The situation we've got is this: a truly terrifying book has captured the attention of millions of otherwise apparently reasonable people. It has sparked obsession, despite comprising a supremely boring first book followed by an offensively-bad second part. It tells the story of a normal person who meets a terrifying monster of unlimited power who swiftly acts to consume her entire life and bring about the downfall of anyone who opposes him.
I'm not actually talking about Fifty Shades.
In 1895, a man named Robert Chambers published a collection of art-nouveau short stories. They varied in style and genre and subject matter, but most of them had one thing in common: the presence of a book within the story, a play that gave the whole collection its name--The King In Yellow.
A great deal of mystery surrounds the titular play, but there are a handful of facts: it is everywhere, on everyone's shelf, and its first act seems relatively mundane, only for the second act to unleash its full devastating horrors upon the unsuspecting reader. Those who finish reading the play are reduced to broken husks of themselves, unlikely to survive long, as the fundamental truths of reality swim through their minds and their very souls are captured by the tattered King.
Chambers' works inspired HP Lovecraft, famed father of the genre of sothothic horrors (and world champion bigot). Through many of his stories we are introduced to the cults of the elder gods, ruined people who have given up their spirits and sanity in worship of evil powers. From this, we can begin to understand what really happened with Fifty Shades.

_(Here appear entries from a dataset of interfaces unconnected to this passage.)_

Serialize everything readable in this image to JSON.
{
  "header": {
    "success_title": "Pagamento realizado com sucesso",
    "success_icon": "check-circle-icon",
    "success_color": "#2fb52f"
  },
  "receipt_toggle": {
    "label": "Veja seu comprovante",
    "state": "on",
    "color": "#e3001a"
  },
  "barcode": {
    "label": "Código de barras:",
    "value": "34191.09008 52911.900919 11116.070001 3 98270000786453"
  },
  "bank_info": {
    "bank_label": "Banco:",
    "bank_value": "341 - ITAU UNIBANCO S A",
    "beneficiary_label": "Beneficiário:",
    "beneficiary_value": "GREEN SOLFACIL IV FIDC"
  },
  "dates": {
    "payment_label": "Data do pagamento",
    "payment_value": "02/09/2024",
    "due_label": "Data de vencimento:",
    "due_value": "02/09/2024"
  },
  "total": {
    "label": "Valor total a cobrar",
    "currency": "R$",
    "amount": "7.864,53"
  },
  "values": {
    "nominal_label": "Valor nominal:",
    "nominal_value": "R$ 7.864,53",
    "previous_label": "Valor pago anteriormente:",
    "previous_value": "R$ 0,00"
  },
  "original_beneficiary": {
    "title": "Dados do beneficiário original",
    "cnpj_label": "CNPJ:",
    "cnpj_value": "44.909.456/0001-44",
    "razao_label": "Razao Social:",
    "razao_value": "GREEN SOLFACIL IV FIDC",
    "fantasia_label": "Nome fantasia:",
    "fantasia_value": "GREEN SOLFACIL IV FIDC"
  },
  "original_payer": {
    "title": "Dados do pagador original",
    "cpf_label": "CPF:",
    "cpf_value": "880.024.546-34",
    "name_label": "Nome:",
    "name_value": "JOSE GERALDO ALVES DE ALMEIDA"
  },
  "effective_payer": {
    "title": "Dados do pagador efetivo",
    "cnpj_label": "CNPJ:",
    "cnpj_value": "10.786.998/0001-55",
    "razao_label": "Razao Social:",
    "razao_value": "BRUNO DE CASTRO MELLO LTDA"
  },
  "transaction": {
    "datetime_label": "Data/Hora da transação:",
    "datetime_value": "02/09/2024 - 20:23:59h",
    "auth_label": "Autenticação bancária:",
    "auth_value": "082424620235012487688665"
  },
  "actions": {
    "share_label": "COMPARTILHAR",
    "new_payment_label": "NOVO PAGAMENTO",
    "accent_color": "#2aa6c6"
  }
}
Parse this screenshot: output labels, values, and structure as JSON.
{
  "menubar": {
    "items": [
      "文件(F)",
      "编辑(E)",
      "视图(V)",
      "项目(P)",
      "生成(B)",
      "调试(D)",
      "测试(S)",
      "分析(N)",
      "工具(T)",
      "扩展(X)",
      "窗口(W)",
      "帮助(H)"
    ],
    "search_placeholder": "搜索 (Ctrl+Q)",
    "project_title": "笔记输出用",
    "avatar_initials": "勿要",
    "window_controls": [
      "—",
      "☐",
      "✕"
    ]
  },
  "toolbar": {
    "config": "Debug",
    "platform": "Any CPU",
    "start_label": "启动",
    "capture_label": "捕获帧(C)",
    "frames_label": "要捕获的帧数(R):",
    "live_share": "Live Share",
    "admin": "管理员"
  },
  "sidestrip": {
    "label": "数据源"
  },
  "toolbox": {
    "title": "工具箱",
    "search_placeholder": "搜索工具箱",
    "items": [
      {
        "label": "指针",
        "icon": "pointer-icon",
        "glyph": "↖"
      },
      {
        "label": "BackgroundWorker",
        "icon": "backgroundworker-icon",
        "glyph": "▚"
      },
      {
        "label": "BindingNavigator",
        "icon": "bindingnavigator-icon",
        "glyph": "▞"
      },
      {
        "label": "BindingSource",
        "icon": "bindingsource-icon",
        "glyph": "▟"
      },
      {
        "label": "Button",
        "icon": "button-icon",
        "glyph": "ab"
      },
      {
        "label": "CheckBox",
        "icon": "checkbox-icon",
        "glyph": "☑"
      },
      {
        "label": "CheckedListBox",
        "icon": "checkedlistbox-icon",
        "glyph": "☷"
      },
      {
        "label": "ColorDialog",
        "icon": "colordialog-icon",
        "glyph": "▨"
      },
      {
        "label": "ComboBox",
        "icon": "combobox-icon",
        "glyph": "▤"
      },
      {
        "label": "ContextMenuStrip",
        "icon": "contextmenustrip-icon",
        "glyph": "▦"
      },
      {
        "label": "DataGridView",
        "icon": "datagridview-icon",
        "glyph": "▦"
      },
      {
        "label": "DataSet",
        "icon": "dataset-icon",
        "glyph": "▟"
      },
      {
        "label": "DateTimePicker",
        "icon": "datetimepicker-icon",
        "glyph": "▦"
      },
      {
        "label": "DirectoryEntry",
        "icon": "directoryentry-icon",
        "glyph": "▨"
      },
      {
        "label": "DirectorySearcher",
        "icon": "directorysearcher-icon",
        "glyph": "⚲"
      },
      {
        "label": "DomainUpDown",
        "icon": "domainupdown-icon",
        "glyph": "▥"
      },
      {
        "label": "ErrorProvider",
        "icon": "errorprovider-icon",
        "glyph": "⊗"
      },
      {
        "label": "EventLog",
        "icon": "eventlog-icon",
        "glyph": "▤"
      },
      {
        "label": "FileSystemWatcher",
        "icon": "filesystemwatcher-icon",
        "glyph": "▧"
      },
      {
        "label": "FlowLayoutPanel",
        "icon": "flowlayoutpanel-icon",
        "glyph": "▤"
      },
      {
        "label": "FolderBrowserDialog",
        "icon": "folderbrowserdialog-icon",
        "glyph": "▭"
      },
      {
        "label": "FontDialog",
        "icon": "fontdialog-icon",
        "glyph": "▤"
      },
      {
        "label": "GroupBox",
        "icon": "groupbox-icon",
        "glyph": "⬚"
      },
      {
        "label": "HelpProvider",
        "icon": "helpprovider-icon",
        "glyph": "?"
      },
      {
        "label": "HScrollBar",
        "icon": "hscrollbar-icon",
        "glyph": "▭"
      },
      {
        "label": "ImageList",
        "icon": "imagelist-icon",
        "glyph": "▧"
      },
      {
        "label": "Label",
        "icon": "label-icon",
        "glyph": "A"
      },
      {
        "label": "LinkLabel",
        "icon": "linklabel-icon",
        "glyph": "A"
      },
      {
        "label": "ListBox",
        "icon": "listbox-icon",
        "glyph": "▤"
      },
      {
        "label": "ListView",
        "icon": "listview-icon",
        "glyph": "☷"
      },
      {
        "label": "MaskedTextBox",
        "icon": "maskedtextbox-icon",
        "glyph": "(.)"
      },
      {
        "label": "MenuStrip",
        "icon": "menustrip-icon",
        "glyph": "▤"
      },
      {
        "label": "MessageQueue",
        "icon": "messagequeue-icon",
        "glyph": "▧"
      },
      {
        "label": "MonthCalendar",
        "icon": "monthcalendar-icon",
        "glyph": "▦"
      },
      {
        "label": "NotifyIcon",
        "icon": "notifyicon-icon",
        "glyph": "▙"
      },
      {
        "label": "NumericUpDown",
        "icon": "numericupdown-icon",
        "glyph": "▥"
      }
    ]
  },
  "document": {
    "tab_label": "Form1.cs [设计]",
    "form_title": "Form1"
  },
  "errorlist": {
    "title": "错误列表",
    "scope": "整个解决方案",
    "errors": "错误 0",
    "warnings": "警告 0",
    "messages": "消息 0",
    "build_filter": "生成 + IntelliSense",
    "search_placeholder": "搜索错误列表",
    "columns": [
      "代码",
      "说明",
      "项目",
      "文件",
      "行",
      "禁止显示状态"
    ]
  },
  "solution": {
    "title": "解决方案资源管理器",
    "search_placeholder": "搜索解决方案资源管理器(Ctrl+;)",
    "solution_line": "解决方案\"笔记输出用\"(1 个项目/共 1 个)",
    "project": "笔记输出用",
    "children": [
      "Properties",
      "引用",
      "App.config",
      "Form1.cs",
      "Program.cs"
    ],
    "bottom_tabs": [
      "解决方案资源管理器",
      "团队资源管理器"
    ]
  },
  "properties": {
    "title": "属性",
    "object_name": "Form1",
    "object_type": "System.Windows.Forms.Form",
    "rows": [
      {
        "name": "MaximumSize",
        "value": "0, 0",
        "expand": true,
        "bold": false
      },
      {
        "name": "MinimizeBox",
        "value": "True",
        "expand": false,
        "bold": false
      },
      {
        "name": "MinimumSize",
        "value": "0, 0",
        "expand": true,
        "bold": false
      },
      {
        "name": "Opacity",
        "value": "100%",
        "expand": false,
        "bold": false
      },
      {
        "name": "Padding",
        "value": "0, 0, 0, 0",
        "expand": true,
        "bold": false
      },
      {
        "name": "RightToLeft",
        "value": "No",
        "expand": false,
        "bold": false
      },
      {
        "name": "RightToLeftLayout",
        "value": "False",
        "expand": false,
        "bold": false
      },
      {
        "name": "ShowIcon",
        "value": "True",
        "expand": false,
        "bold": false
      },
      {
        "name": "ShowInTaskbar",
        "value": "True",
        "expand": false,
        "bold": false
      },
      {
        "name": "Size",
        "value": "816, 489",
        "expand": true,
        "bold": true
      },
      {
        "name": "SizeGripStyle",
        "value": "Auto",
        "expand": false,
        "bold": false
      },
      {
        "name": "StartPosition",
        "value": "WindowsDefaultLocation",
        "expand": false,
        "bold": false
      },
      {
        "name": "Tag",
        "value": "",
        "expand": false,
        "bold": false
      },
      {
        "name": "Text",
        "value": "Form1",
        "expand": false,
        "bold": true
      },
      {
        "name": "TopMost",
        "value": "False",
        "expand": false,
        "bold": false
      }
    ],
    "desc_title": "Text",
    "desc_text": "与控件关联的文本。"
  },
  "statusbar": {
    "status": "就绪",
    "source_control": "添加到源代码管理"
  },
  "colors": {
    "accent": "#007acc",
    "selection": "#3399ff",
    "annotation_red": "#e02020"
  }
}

The first book tells the story of a young woman who meets a lone cultist who has sacrificed every ounce of virtue in exchange for phenomenal power. His ethereal glamour charms everyone he meets; his compelling voice wears at their defiance; his turgid wang shatters their soul into a million pieces with every badonk. This warlock has broken from his cult and now seeks his own thralls. Our Heroine seems to escape in the end--but it always seems like they escape, don't they? Hope is delicious.
The only explanation that makes sense to me is that EL James was possessed by an eldritch horror from outside of time and space. It's well-established that reading the mysterious tomes of the elder gods drives people to madness and helps said gods anchor themselves to the world. In the old days, they passed around secret tomes in hopes that sufficiently talented people would be enticed to draw them into reality, but this is the era of mass production. Fifty Shades brought us the greatest revolution in apocalyptic writing of all time--eldritch fanfiction.
Part one baits the trap. Part two snaps its jaws shut.
It could not be judged by any known standard, yet, although it was acknowledged that the supreme note of art had been struck in The King in Yellow, all felt that human nature could not bear the strain nor thrive on words in which the essence of purest poison lurked. The very banality and innocence of the first act only allowed the blow to fall afterwards with more awful effect.
--"The Repairer of Reputations" (from The King In Yellow)
Fifty Shades of Grey ends with Ana escaping Grey and all of his wretched powers, but anyone who reads Chambers' book knows you don't escape the tattered King. Having written the happiest ending that could be hoped for, EL James was ultimately compelled by forces beyond human understanding or sympathy to continue the story, to entangle Ana once again in an incomprehensible labyrinth of plot confusion and hopelessness in which she finally surrenders her freedom to the implacable all-reaching power of the evil warlock that has chosen her as his prey. She's happy. SHE'S SO HAPPY NOW.
And that, dear readers, is the truth of the world. This book isn't good. It wasn't meant to be good. It was meant to insinuate itself into the world, to wrap its tentacles around as many minds as it could and strain them until the weight of rage, confusion, and confusing-rage-sex overwhelms the walls of the universe and brings it through.
And it is winning.
As yet, brave Erika is holding onto her sanity, but you can understand why she's not going to take on Fifty Shades Freed with quite the same intensity as the first two books. The King In Yellow only had two acts. We don't even know what kinds of evils the third might try to unleash.
(Fortunately, Erika makes excellent SAN rolls. Her first Call of Cthulhu character saw an elder god manifest and destroy an entire town, comprehended its appearance, rolled a 100-sided die, and it came up 5. A sight that should have obliterated a normal person barely fazed her. For the moment we have hope.)
(Hope is delicious.)
(Hope is delicious.)